DATA FOR THE TASK -
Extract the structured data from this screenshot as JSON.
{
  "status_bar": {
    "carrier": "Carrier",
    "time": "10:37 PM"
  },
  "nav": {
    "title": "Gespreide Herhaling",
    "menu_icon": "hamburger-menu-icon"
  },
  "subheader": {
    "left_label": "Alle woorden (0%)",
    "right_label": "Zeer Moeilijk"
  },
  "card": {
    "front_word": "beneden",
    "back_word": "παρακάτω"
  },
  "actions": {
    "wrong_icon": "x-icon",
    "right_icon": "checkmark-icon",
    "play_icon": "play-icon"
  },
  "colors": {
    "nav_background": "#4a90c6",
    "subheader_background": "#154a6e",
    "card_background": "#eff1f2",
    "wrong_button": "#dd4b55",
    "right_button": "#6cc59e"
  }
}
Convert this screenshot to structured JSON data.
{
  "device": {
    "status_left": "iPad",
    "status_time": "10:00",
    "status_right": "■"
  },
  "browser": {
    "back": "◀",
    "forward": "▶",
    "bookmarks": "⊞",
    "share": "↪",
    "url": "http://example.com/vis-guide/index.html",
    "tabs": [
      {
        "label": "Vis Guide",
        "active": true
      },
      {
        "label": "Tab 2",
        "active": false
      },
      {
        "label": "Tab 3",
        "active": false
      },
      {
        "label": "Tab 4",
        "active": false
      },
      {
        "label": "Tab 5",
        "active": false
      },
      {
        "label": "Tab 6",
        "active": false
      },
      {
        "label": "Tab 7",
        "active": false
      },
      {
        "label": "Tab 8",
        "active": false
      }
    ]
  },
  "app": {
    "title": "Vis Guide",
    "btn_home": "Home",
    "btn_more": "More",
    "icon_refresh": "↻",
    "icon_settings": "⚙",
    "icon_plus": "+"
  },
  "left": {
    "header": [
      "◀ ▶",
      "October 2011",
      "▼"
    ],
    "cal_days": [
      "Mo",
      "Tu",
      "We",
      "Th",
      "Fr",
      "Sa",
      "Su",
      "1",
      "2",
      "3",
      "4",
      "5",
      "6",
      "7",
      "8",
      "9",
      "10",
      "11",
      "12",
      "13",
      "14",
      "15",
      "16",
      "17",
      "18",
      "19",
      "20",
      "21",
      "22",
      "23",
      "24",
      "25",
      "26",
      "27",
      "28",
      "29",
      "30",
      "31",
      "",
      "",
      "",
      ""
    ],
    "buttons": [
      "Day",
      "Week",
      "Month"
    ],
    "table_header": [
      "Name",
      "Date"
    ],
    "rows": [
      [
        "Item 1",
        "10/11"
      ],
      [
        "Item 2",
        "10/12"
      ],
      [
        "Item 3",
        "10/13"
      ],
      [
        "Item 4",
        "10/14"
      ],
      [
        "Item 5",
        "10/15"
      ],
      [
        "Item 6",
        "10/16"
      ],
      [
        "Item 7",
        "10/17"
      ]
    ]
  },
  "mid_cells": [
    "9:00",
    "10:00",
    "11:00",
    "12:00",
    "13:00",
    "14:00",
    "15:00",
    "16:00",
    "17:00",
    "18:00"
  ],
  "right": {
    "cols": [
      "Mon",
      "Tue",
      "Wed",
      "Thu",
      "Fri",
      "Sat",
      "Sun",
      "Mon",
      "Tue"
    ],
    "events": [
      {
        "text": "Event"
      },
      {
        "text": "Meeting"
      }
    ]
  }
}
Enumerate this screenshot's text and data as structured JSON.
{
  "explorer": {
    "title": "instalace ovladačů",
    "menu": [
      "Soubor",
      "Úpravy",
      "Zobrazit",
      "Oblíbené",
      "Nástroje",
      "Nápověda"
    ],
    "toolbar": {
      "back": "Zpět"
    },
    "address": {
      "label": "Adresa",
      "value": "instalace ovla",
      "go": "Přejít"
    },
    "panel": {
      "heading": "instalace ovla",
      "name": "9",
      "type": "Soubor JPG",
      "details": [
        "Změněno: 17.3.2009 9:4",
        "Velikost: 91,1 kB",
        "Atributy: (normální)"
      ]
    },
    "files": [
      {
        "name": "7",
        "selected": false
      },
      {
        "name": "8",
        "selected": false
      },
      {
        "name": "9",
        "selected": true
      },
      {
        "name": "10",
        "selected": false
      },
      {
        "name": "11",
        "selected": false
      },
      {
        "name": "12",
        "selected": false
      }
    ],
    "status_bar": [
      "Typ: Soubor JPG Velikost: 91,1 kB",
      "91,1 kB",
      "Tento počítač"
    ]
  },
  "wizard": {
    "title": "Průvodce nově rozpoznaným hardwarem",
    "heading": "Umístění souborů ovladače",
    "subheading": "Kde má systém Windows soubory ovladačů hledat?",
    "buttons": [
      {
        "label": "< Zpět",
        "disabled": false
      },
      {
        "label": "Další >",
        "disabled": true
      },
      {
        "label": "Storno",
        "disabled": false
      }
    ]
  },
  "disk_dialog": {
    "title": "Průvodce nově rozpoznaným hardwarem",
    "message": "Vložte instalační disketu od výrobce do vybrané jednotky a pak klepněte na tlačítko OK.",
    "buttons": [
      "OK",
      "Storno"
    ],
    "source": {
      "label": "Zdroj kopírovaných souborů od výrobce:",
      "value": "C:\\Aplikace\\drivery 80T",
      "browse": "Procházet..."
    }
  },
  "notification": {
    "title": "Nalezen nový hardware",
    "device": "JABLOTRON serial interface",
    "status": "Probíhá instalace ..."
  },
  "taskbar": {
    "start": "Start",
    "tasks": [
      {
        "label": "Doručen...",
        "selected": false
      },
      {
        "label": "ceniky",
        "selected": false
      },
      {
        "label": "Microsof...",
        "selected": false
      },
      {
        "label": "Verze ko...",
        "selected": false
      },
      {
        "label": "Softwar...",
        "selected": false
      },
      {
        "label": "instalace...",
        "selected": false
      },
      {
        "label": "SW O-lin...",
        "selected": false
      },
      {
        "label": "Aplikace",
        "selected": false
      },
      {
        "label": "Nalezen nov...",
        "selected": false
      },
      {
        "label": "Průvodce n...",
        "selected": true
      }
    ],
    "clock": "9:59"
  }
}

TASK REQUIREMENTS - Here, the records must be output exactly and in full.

RESPONSE BELOW -
Extract the structured data from this screenshot as JSON.
{
  "status_bar": {
    "carrier": "Carrier",
    "time": "10:37 PM"
  },
  "nav": {
    "title": "Gespreide Herhaling",
    "menu_icon": "hamburger-menu-icon"
  },
  "subheader": {
    "left_label": "Alle woorden (0%)",
    "right_label": "Zeer Moeilijk"
  },
  "card": {
    "front_word": "beneden",
    "back_word": "παρακάτω"
  },
  "actions": {
    "wrong_icon": "x-icon",
    "right_icon": "checkmark-icon",
    "play_icon": "play-icon"
  },
  "colors": {
    "nav_background": "#4a90c6",
    "subheader_background": "#154a6e",
    "card_background": "#eff1f2",
    "wrong_button": "#dd4b55",
    "right_button": "#6cc59e"
  }
}
Convert this screenshot to structured JSON data.
{
  "device": {
    "status_left": "iPad",
    "status_time": "10:00",
    "status_right": "■"
  },
  "browser": {
    "back": "◀",
    "forward": "▶",
    "bookmarks": "⊞",
    "share": "↪",
    "url": "http://example.com/vis-guide/index.html",
    "tabs": [
      {
        "label": "Vis Guide",
        "active": true
      },
      {
        "label": "Tab 2",
        "active": false
      },
      {
        "label": "Tab 3",
        "active": false
      },
      {
        "label": "Tab 4",
        "active": false
      },
      {
        "label": "Tab 5",
        "active": false
      },
      {
        "label": "Tab 6",
        "active": false
      },
      {
        "label": "Tab 7",
        "active": false
      },
      {
        "label": "Tab 8",
        "active": false
      }
    ]
  },
  "app": {
    "title": "Vis Guide",
    "btn_home": "Home",
    "btn_more": "More",
    "icon_refresh": "↻",
    "icon_settings": "⚙",
    "icon_plus": "+"
  },
  "left": {
    "header": [
      "◀ ▶",
      "October 2011",
      "▼"
    ],
    "cal_days": [
      "Mo",
      "Tu",
      "We",
      "Th",
      "Fr",
      "Sa",
      "Su",
      "1",
      "2",
      "3",
      "4",
      "5",
      "6",
      "7",
      "8",
      "9",
      "10",
      "11",
      "12",
      "13",
      "14",
      "15",
      "16",
      "17",
      "18",
      "19",
      "20",
      "21",
      "22",
      "23",
      "24",
      "25",
      "26",
      "27",
      "28",
      "29",
      "30",
      "31",
      "",
      "",
      "",
      ""
    ],
    "buttons": [
      "Day",
      "Week",
      "Month"
    ],
    "table_header": [
      "Name",
      "Date"
    ],
    "rows": [
      [
        "Item 1",
        "10/11"
      ],
      [
        "Item 2",
        "10/12"
      ],
      [
        "Item 3",
        "10/13"
      ],
      [
        "Item 4",
        "10/14"
      ],
      [
        "Item 5",
        "10/15"
      ],
      [
        "Item 6",
        "10/16"
      ],
      [
        "Item 7",
        "10/17"
      ]
    ]
  },
  "mid_cells": [
    "9:00",
    "10:00",
    "11:00",
    "12:00",
    "13:00",
    "14:00",
    "15:00",
    "16:00",
    "17:00",
    "18:00"
  ],
  "right": {
    "cols": [
      "Mon",
      "Tue",
      "Wed",
      "Thu",
      "Fri",
      "Sat",
      "Sun",
      "Mon",
      "Tue"
    ],
    "events": [
      {
        "text": "Event"
      },
      {
        "text": "Meeting"
      }
    ]
  }
}
Enumerate this screenshot's text and data as structured JSON.
{
  "explorer": {
    "title": "instalace ovladačů",
    "menu": [
      "Soubor",
      "Úpravy",
      "Zobrazit",
      "Oblíbené",
      "Nástroje",
      "Nápověda"
    ],
    "toolbar": {
      "back": "Zpět"
    },
    "address": {
      "label": "Adresa",
      "value": "instalace ovla",
      "go": "Přejít"
    },
    "panel": {
      "heading": "instalace ovla",
      "name": "9",
      "type": "Soubor JPG",
      "details": [
        "Změněno: 17.3.2009 9:4",
        "Velikost: 91,1 kB",
        "Atributy: (normální)"
      ]
    },
    "files": [
      {
        "name": "7",
        "selected": false
      },
      {
        "name": "8",
        "selected": false
      },
      {
        "name": "9",
        "selected": true
      },
      {
        "name": "10",
        "selected": false
      },
      {
        "name": "11",
        "selected": false
      },
      {
        "name": "12",
        "selected": false
      }
    ],
    "status_bar": [
      "Typ: Soubor JPG Velikost: 91,1 kB",
      "91,1 kB",
      "Tento počítač"
    ]
  },
  "wizard": {
    "title": "Průvodce nově rozpoznaným hardwarem",
    "heading": "Umístění souborů ovladače",
    "subheading": "Kde má systém Windows soubory ovladačů hledat?",
    "buttons": [
      {
        "label": "< Zpět",
        "disabled": false
      },
      {
        "label": "Další >",
        "disabled": true
      },
      {
        "label": "Storno",
        "disabled": false
      }
    ]
  },
  "disk_dialog": {
    "title": "Průvodce nově rozpoznaným hardwarem",
    "message": "Vložte instalační disketu od výrobce do vybrané jednotky a pak klepněte na tlačítko OK.",
    "buttons": [
      "OK",
      "Storno"
    ],
    "source": {
      "label": "Zdroj kopírovaných souborů od výrobce:",
      "value": "C:\\Aplikace\\drivery 80T",
      "browse": "Procházet..."
    }
  },
  "notification": {
    "title": "Nalezen nový hardware",
    "device": "JABLOTRON serial interface",
    "status": "Probíhá instalace ..."
  },
  "taskbar": {
    "start": "Start",
    "tasks": [
      {
        "label": "Doručen...",
        "selected": false
      },
      {
        "label": "ceniky",
        "selected": false
      },
      {
        "label": "Microsof...",
        "selected": false
      },
      {
        "label": "Verze ko...",
        "selected": false
      },
      {
        "label": "Softwar...",
        "selected": false
      },
      {
        "label": "instalace...",
        "selected": false
      },
      {
        "label": "SW O-lin...",
        "selected": false
      },
      {
        "label": "Aplikace",
        "selected": false
      },
      {
        "label": "Nalezen nov...",
        "selected": false
      },
      {
        "label": "Průvodce n...",
        "selected": true
      }
    ],
    "clock": "9:59"
  }
}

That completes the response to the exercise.